[Task]: Please set down the entire listing exactly.
Content starts
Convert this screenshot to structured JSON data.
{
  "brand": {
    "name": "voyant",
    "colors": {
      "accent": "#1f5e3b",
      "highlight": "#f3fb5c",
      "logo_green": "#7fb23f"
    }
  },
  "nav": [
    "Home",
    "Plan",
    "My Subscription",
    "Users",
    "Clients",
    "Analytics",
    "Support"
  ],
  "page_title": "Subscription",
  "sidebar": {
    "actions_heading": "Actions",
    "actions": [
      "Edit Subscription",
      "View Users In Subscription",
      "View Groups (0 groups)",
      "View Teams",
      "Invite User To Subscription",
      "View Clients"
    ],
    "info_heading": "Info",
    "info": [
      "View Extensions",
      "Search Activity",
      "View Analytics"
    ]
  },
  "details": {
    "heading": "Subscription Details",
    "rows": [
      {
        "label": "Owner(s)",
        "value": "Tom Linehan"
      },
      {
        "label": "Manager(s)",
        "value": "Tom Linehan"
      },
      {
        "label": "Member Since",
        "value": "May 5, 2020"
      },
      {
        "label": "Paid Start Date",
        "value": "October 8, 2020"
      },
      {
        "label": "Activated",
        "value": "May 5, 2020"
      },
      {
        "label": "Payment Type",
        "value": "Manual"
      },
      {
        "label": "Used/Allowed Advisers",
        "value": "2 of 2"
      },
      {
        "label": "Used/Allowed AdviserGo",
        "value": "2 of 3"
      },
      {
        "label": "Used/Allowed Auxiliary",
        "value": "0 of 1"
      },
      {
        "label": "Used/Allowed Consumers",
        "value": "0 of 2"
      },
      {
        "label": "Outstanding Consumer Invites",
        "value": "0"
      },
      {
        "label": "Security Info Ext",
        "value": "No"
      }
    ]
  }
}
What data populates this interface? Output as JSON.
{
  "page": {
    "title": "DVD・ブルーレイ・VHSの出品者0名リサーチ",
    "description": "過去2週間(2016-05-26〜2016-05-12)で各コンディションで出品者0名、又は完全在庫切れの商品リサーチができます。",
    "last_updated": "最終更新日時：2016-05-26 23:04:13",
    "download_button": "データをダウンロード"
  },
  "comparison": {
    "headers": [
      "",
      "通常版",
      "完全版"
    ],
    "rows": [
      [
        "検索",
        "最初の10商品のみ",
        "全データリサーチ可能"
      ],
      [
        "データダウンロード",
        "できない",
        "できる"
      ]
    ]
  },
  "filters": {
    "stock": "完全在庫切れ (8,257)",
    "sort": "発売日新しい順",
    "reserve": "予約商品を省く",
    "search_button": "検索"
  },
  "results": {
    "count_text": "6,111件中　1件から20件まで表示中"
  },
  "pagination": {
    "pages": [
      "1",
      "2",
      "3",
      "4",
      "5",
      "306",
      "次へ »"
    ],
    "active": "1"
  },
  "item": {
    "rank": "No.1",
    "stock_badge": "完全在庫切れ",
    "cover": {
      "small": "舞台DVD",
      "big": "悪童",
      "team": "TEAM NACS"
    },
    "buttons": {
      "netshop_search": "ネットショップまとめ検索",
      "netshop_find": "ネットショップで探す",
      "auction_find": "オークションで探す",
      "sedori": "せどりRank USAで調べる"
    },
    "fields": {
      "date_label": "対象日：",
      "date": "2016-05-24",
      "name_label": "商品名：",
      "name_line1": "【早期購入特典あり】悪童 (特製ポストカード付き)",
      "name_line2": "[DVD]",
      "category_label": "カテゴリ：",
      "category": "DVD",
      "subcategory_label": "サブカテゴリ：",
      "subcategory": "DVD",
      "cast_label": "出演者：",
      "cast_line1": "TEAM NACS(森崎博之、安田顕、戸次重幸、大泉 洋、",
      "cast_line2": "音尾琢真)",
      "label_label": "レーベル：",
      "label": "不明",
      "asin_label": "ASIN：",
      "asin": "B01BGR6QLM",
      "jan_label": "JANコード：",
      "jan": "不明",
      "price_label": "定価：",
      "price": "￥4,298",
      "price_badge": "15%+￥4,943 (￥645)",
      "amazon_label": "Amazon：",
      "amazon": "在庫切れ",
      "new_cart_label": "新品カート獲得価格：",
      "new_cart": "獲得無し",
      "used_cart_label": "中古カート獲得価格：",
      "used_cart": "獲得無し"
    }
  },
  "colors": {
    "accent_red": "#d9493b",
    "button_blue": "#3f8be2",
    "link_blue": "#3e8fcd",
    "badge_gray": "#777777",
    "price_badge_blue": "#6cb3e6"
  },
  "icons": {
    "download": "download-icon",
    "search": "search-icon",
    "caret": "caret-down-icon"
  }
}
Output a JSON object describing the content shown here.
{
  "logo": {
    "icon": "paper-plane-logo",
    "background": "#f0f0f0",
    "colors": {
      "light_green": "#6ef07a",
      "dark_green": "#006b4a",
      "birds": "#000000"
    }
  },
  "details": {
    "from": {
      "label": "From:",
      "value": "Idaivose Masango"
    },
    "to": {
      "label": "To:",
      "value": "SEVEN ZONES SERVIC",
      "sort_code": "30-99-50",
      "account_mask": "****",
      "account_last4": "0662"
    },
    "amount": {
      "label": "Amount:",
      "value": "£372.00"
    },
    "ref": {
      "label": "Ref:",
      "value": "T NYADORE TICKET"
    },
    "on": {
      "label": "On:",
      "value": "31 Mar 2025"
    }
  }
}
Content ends
[Task result]:
Convert this screenshot to structured JSON data.
{
  "brand": {
    "name": "voyant",
    "colors": {
      "accent": "#1f5e3b",
      "highlight": "#f3fb5c",
      "logo_green": "#7fb23f"
    }
  },
  "nav": [
    "Home",
    "Plan",
    "My Subscription",
    "Users",
    "Clients",
    "Analytics",
    "Support"
  ],
  "page_title": "Subscription",
  "sidebar": {
    "actions_heading": "Actions",
    "actions": [
      "Edit Subscription",
      "View Users In Subscription",
      "View Groups (0 groups)",
      "View Teams",
      "Invite User To Subscription",
      "View Clients"
    ],
    "info_heading": "Info",
    "info": [
      "View Extensions",
      "Search Activity",
      "View Analytics"
    ]
  },
  "details": {
    "heading": "Subscription Details",
    "rows": [
      {
        "label": "Owner(s)",
        "value": "Tom Linehan"
      },
      {
        "label": "Manager(s)",
        "value": "Tom Linehan"
      },
      {
        "label": "Member Since",
        "value": "May 5, 2020"
      },
      {
        "label": "Paid Start Date",
        "value": "October 8, 2020"
      },
      {
        "label": "Activated",
        "value": "May 5, 2020"
      },
      {
        "label": "Payment Type",
        "value": "Manual"
      },
      {
        "label": "Used/Allowed Advisers",
        "value": "2 of 2"
      },
      {
        "label": "Used/Allowed AdviserGo",
        "value": "2 of 3"
      },
      {
        "label": "Used/Allowed Auxiliary",
        "value": "0 of 1"
      },
      {
        "label": "Used/Allowed Consumers",
        "value": "0 of 2"
      },
      {
        "label": "Outstanding Consumer Invites",
        "value": "0"
      },
      {
        "label": "Security Info Ext",
        "value": "No"
      }
    ]
  }
}
What data populates this interface? Output as JSON.
{
  "page": {
    "title": "DVD・ブルーレイ・VHSの出品者0名リサーチ",
    "description": "過去2週間(2016-05-26〜2016-05-12)で各コンディションで出品者0名、又は完全在庫切れの商品リサーチができます。",
    "last_updated": "最終更新日時：2016-05-26 23:04:13",
    "download_button": "データをダウンロード"
  },
  "comparison": {
    "headers": [
      "",
      "通常版",
      "完全版"
    ],
    "rows": [
      [
        "検索",
        "最初の10商品のみ",
        "全データリサーチ可能"
      ],
      [
        "データダウンロード",
        "できない",
        "できる"
      ]
    ]
  },
  "filters": {
    "stock": "完全在庫切れ (8,257)",
    "sort": "発売日新しい順",
    "reserve": "予約商品を省く",
    "search_button": "検索"
  },
  "results": {
    "count_text": "6,111件中　1件から20件まで表示中"
  },
  "pagination": {
    "pages": [
      "1",
      "2",
      "3",
      "4",
      "5",
      "306",
      "次へ »"
    ],
    "active": "1"
  },
  "item": {
    "rank": "No.1",
    "stock_badge": "完全在庫切れ",
    "cover": {
      "small": "舞台DVD",
      "big": "悪童",
      "team": "TEAM NACS"
    },
    "buttons": {
      "netshop_search": "ネットショップまとめ検索",
      "netshop_find": "ネットショップで探す",
      "auction_find": "オークションで探す",
      "sedori": "せどりRank USAで調べる"
    },
    "fields": {
      "date_label": "対象日：",
      "date": "2016-05-24",
      "name_label": "商品名：",
      "name_line1": "【早期購入特典あり】悪童 (特製ポストカード付き)",
      "name_line2": "[DVD]",
      "category_label": "カテゴリ：",
      "category": "DVD",
      "subcategory_label": "サブカテゴリ：",
      "subcategory": "DVD",
      "cast_label": "出演者：",
      "cast_line1": "TEAM NACS(森崎博之、安田顕、戸次重幸、大泉 洋、",
      "cast_line2": "音尾琢真)",
      "label_label": "レーベル：",
      "label": "不明",
      "asin_label": "ASIN：",
      "asin": "B01BGR6QLM",
      "jan_label": "JANコード：",
      "jan": "不明",
      "price_label": "定価：",
      "price": "￥4,298",
      "price_badge": "15%+￥4,943 (￥645)",
      "amazon_label": "Amazon：",
      "amazon": "在庫切れ",
      "new_cart_label": "新品カート獲得価格：",
      "new_cart": "獲得無し",
      "used_cart_label": "中古カート獲得価格：",
      "used_cart": "獲得無し"
    }
  },
  "colors": {
    "accent_red": "#d9493b",
    "button_blue": "#3f8be2",
    "link_blue": "#3e8fcd",
    "badge_gray": "#777777",
    "price_badge_blue": "#6cb3e6"
  },
  "icons": {
    "download": "download-icon",
    "search": "search-icon",
    "caret": "caret-down-icon"
  }
}
Output a JSON object describing the content shown here.
{
  "logo": {
    "icon": "paper-plane-logo",
    "background": "#f0f0f0",
    "colors": {
      "light_green": "#6ef07a",
      "dark_green": "#006b4a",
      "birds": "#000000"
    }
  },
  "details": {
    "from": {
      "label": "From:",
      "value": "Idaivose Masango"
    },
    "to": {
      "label": "To:",
      "value": "SEVEN ZONES SERVIC",
      "sort_code": "30-99-50",
      "account_mask": "****",
      "account_last4": "0662"
    },
    "amount": {
      "label": "Amount:",
      "value": "£372.00"
    },
    "ref": {
      "label": "Ref:",
      "value": "T NYADORE TICKET"
    },
    "on": {
      "label": "On:",
      "value": "31 Mar 2025"
    }
  }
}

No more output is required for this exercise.